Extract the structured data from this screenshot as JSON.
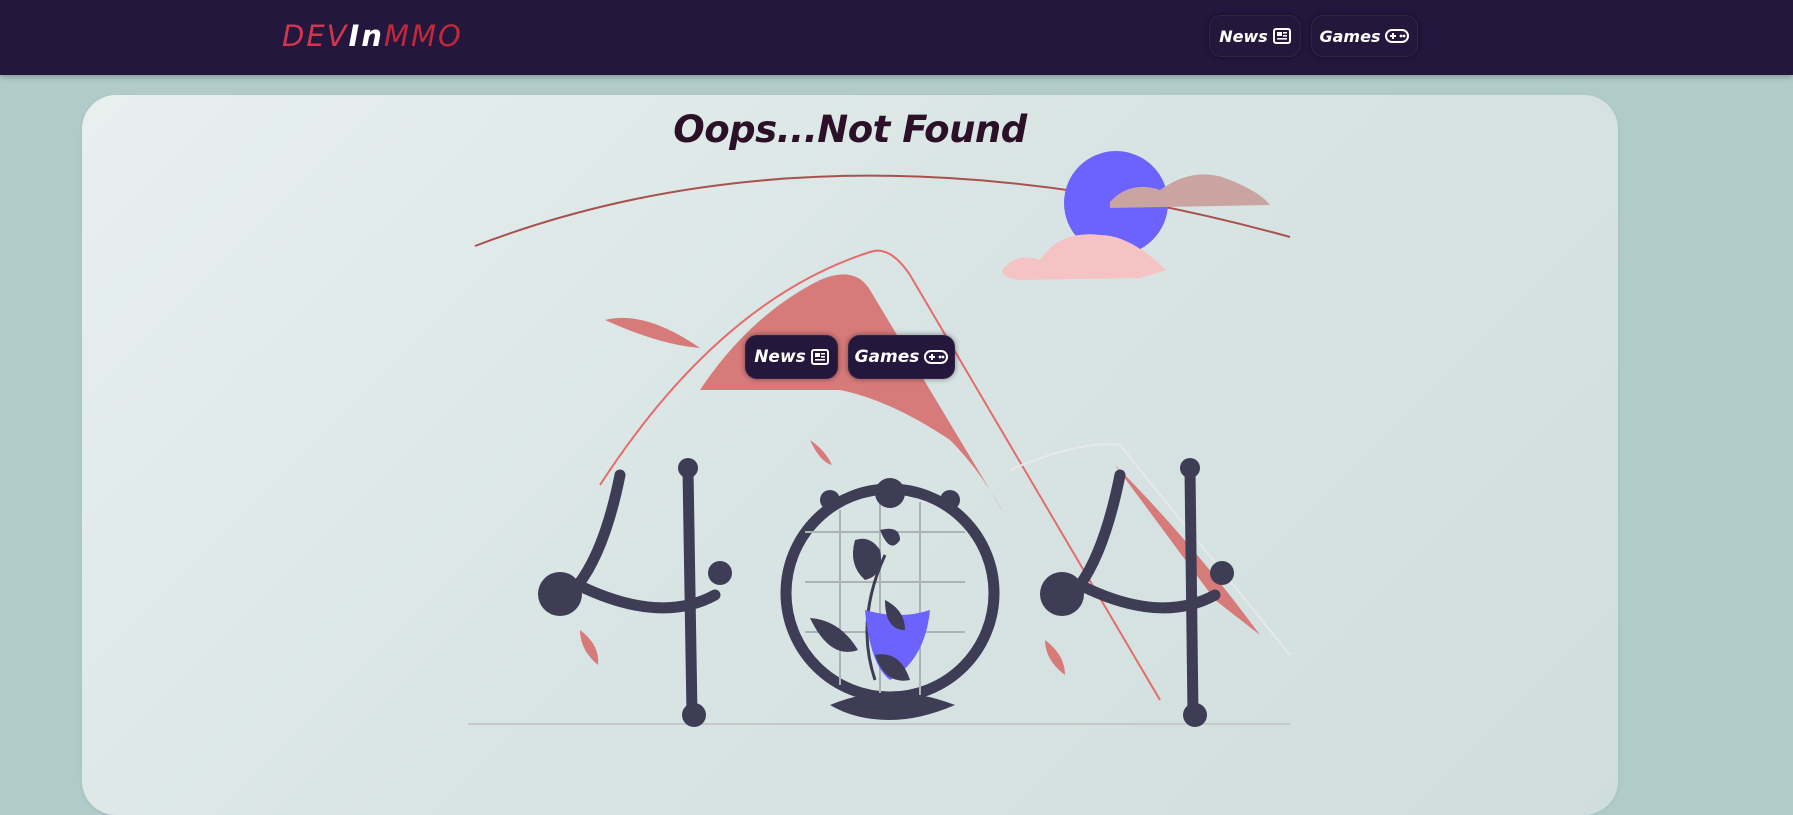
{
  "header": {
    "logo": {
      "part1": "DEV",
      "part2": "In",
      "part3": "MMO"
    },
    "nav": [
      {
        "label": "News",
        "icon": "newspaper-icon"
      },
      {
        "label": "Games",
        "icon": "gamepad-icon"
      }
    ]
  },
  "main": {
    "title": "Oops...Not Found",
    "illustration": "404",
    "buttons": [
      {
        "label": "News",
        "icon": "newspaper-icon"
      },
      {
        "label": "Games",
        "icon": "gamepad-icon"
      }
    ]
  },
  "colors": {
    "header_bg": "#23173e",
    "page_bg": "#b1cbcb",
    "accent_red": "#d2364e",
    "illustration_dark": "#3f3d56",
    "illustration_purple": "#6c63ff",
    "illustration_coral": "#d77a7a"
  }
}
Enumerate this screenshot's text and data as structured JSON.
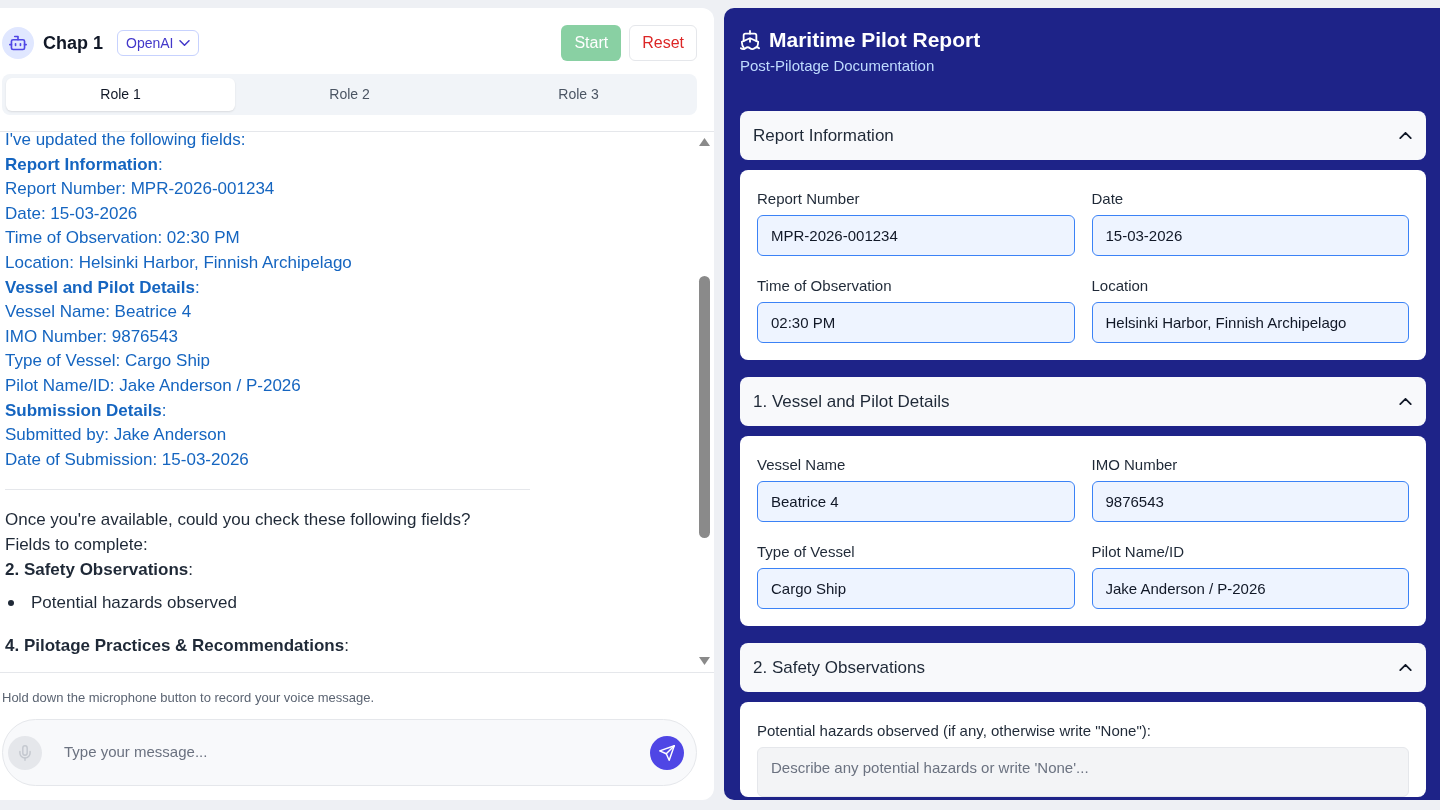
{
  "chat": {
    "title": "Chap 1",
    "model_select": {
      "label": "OpenAI"
    },
    "buttons": [
      {
        "label": "Start",
        "kind": "start",
        "disabled": true
      },
      {
        "label": "Reset",
        "kind": "reset",
        "disabled": false
      }
    ],
    "tabs": [
      {
        "label": "Role 1",
        "selected": true
      },
      {
        "label": "Role 2",
        "selected": false
      },
      {
        "label": "Role 3",
        "selected": false
      }
    ],
    "message": {
      "updated_lines": [
        "I've updated the following fields:",
        "**Report Information**:",
        "Report Number: MPR-2026-001234",
        "Date: 15-03-2026",
        "Time of Observation: 02:30 PM",
        "Location: Helsinki Harbor, Finnish Archipelago",
        "**Vessel and Pilot Details**:",
        "Vessel Name: Beatrice 4",
        "IMO Number: 9876543",
        "Type of Vessel: Cargo Ship",
        "Pilot Name/ID: Jake Anderson / P-2026",
        "**Submission Details**:",
        "Submitted by: Jake Anderson",
        "Date of Submission: 15-03-2026"
      ],
      "request_lines": [
        "Once you're available, could you check these following fields?",
        "Fields to complete:"
      ],
      "groups": [
        {
          "heading": "**2. Safety Observations**:",
          "items": [
            "Potential hazards observed"
          ]
        },
        {
          "heading": "**4. Pilotage Practices & Recommendations**:"
        }
      ]
    },
    "hint": "Hold down the microphone button to record your voice message.",
    "input": {
      "placeholder": "Type your message..."
    }
  },
  "report": {
    "title": "Maritime Pilot Report",
    "subtitle": "Post-Pilotage Documentation",
    "sections": [
      {
        "title": "Report Information",
        "expanded": true,
        "fields": [
          {
            "kind": "input",
            "label": "Report Number",
            "value": "MPR-2026-001234"
          },
          {
            "kind": "input",
            "label": "Date",
            "value": "15-03-2026"
          },
          {
            "kind": "input",
            "label": "Time of Observation",
            "value": "02:30 PM"
          },
          {
            "kind": "input",
            "label": "Location",
            "value": "Helsinki Harbor, Finnish Archipelago"
          }
        ]
      },
      {
        "title": "1. Vessel and Pilot Details",
        "expanded": true,
        "fields": [
          {
            "kind": "input",
            "label": "Vessel Name",
            "value": "Beatrice 4"
          },
          {
            "kind": "input",
            "label": "IMO Number",
            "value": "9876543"
          },
          {
            "kind": "input",
            "label": "Type of Vessel",
            "value": "Cargo Ship"
          },
          {
            "kind": "input",
            "label": "Pilot Name/ID",
            "value": "Jake Anderson / P-2026"
          }
        ]
      },
      {
        "title": "2. Safety Observations",
        "expanded": true,
        "fields": [
          {
            "kind": "textarea",
            "label": "Potential hazards observed (if any, otherwise write \"None\"):",
            "placeholder": "Describe any potential hazards or write 'None'..."
          }
        ]
      }
    ]
  }
}
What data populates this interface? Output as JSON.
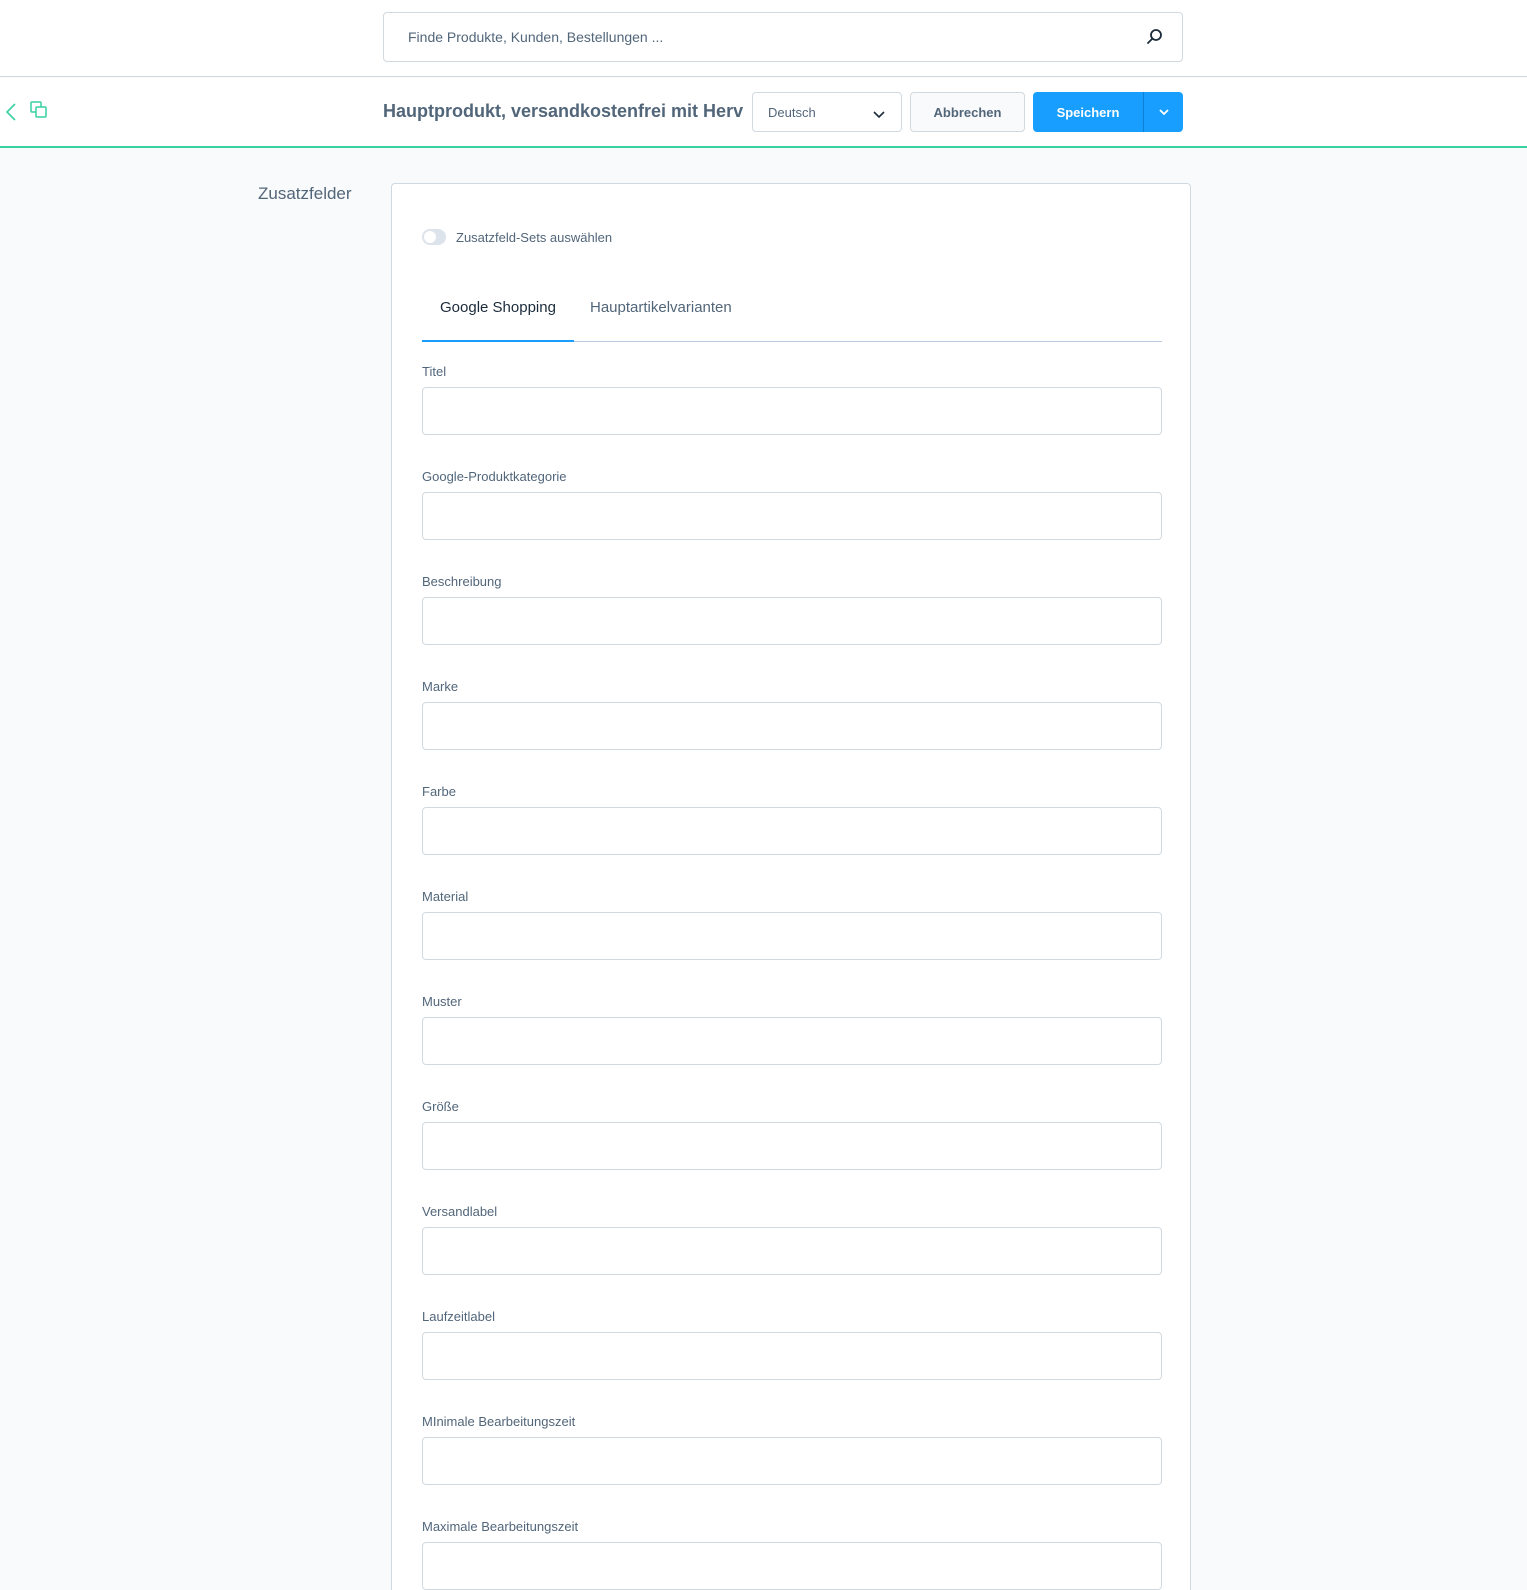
{
  "search": {
    "placeholder": "Finde Produkte, Kunden, Bestellungen ..."
  },
  "smartbar": {
    "title": "Hauptprodukt, versandkostenfrei mit Herv...",
    "language": "Deutsch",
    "cancel_label": "Abbrechen",
    "save_label": "Speichern"
  },
  "section": {
    "label": "Zusatzfelder"
  },
  "toggle": {
    "label": "Zusatzfeld-Sets auswählen",
    "enabled": false
  },
  "tabs": [
    {
      "label": "Google Shopping",
      "active": true
    },
    {
      "label": "Hauptartikelvarianten",
      "active": false
    }
  ],
  "fields": [
    {
      "label": "Titel",
      "value": ""
    },
    {
      "label": "Google-Produktkategorie",
      "value": ""
    },
    {
      "label": "Beschreibung",
      "value": ""
    },
    {
      "label": "Marke",
      "value": ""
    },
    {
      "label": "Farbe",
      "value": ""
    },
    {
      "label": "Material",
      "value": ""
    },
    {
      "label": "Muster",
      "value": ""
    },
    {
      "label": "Größe",
      "value": ""
    },
    {
      "label": "Versandlabel",
      "value": ""
    },
    {
      "label": "Laufzeitlabel",
      "value": ""
    },
    {
      "label": "MInimale Bearbeitungszeit",
      "value": ""
    },
    {
      "label": "Maximale Bearbeitungszeit",
      "value": ""
    }
  ],
  "colors": {
    "accent": "#189eff",
    "smartbar_border": "#37d0a0",
    "text": "#52667a"
  },
  "icons": [
    "search-icon",
    "back-icon",
    "copy-icon",
    "chevron-down-icon"
  ]
}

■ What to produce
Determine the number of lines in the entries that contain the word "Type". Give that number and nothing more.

■ Exercise response
3